#### WORK INSTRUCTIONS
Among the entries below, find the lines with the word "HTML" and copy them.

#### INFORMATION
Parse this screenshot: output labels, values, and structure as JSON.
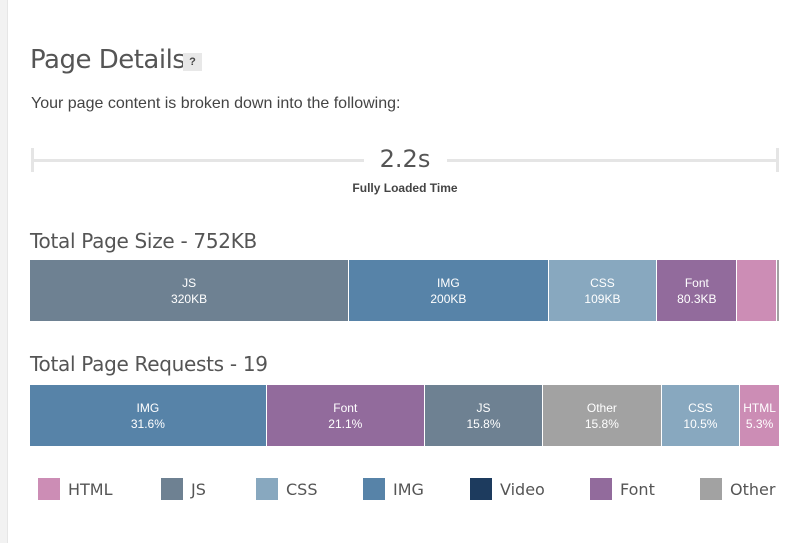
{
  "header": {
    "title": "Page Details",
    "help_label": "?",
    "subtitle": "Your page content is broken down into the following:"
  },
  "timeline": {
    "value": "2.2s",
    "label": "Fully Loaded Time"
  },
  "colors": {
    "HTML": "#cc8db5",
    "JS": "#6e8192",
    "CSS": "#88a8bf",
    "IMG": "#5783a8",
    "Video": "#1d3b5e",
    "Font": "#926b9c",
    "Other": "#a2a2a2"
  },
  "chart_data": [
    {
      "type": "bar",
      "orientation": "stacked-horizontal",
      "title": "Total Page Size - 752KB",
      "unit": "KB",
      "total": 752,
      "categories": [
        "JS",
        "IMG",
        "CSS",
        "Font",
        "HTML",
        "Other"
      ],
      "values": [
        320,
        200,
        109,
        80.3,
        40,
        2.7
      ],
      "labels": [
        {
          "name": "JS",
          "value": "320KB"
        },
        {
          "name": "IMG",
          "value": "200KB"
        },
        {
          "name": "CSS",
          "value": "109KB"
        },
        {
          "name": "Font",
          "value": "80.3KB"
        },
        {
          "name": "HTML",
          "value": ""
        },
        {
          "name": "Other",
          "value": ""
        }
      ]
    },
    {
      "type": "bar",
      "orientation": "stacked-horizontal",
      "title": "Total Page Requests - 19",
      "unit": "%",
      "total": 19,
      "categories": [
        "IMG",
        "Font",
        "JS",
        "Other",
        "CSS",
        "HTML"
      ],
      "values": [
        31.6,
        21.1,
        15.8,
        15.8,
        10.5,
        5.3
      ],
      "labels": [
        {
          "name": "IMG",
          "value": "31.6%"
        },
        {
          "name": "Font",
          "value": "21.1%"
        },
        {
          "name": "JS",
          "value": "15.8%"
        },
        {
          "name": "Other",
          "value": "15.8%"
        },
        {
          "name": "CSS",
          "value": "10.5%"
        },
        {
          "name": "HTML",
          "value": "5.3%"
        }
      ]
    }
  ],
  "legend": [
    "HTML",
    "JS",
    "CSS",
    "IMG",
    "Video",
    "Font",
    "Other"
  ]
}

#### ANSWER AREA
    "HTML": "#cc8db5",
        "HTML",
          "name": "HTML",
        "HTML"
          "name": "HTML",
    "HTML",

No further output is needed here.